BASE 5

I recently worked with the children in my class on BASE 5. I say BASE 5 because that was what I introduced the base work on. I was, once again, surprised how well this abstract concept, of using a different base, became something rather simple and logic for the children. How come?

I think it was the link to their well-known ‘base’ they work on- Base 10.

The sheer knowledge of how to do an exchange (carry over, what they all do on a daily-basis, is implanted in them, therefore, the act of using a different base is a simple logical frame-work.

I need to add that I do, meanwhile, work in 6th grade (elementary) yet 1st grade of the IBMYP programme. These two do overlap yet regarding heir age, 11 to 13, their reasoning mind is well developed (at least on an analytical side) therefore their wider understanding of the concept at hand is given and the time is right o confront them with this kind of lessons.

So I introduced the topic by readdressing the decimal system, making the link to the wooden hierarchical material, the families (simple, thousand, million) and directed them to the all known place values in the decimal system. A nice brief recap of what they know, bringing them back to where they come from. All felt secure and confident, that they remember all of this.

After the introduction was done, we went to the lace vales of base 5. Since the concept was understood within the decimal system, it was logic for them that instead of multiplying each number by ten, we multiply by 5;

1 – 5 – 25 – 125 – 625 = place values of base 5

All that was clear and the links were made.

The concet was understood and hence we established that in base 5, we only have 5 numbers. Vice versa, in base 10 we have 10.

Base 5 = 01234

Base 10 = 0123456789

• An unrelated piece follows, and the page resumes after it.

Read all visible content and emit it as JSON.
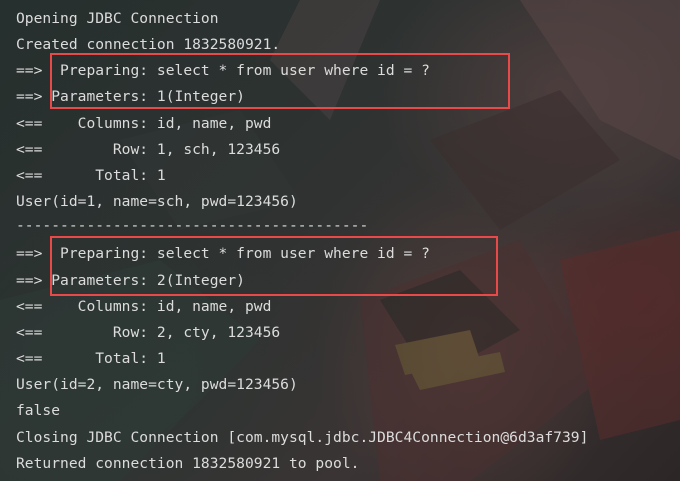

All that was clear, and the addition exercise in base five presented no difficulty; Instead of exchanging at ten, we exchange at 5. Keeping in mind that five is an illegal number such as 6 7 8 9.

With some we went onto transforming base 5 to base 10.

There, all the knowledge of multiplication and division comes in action and need to be applied.

All in all, I need to say that this lesson was/is a fantastic manner o introduce something new yet all the known need to be applied and repeated; I can recommend to not wait too long to introduce to 11/12 year old children. It wraps it up very nice with something exciting and new.

Yours Chris

 

 

Geometry as a springboard to math

When there is a first combination … you will find a second combination.

I been thinking that these combinations are ideal ways to introduce a child in primary to various terminologies, words, language. One can apply terminologies found in algebra, explain the concept of variables with the pictures you see on the board. In that case the word sum could be brought to the child’s attention, that this word is linked to an addition, introducing the word quotient and product. For visual children this can be a good tool to give them these words. By experience a 10,  11 and 12 year old can by times struggle with word problems hence to a non-understanding of the terminologies they have in front of them.

These important words are often neglected because of the drive of having the right result or answer.

Of course there are millions of ways to give ‘the words’ to a student, yet within the Montessori material is so much that can be used for things, topics, facts and ideas but one doesn’t dare to do.

Another example…

I can explain (within the chapter of equations) what it means to maintain balance. It is visual, clear and attractive. ‘whatever is done on one side of the equal sign must also be done on the other side’;This board could be my introduction. Later one also can use a scale to let the children explore.

I will continue my investigation of the vabulous variety within the Montessori material, wher and how to apply the given in different topics of mathematics.

Chris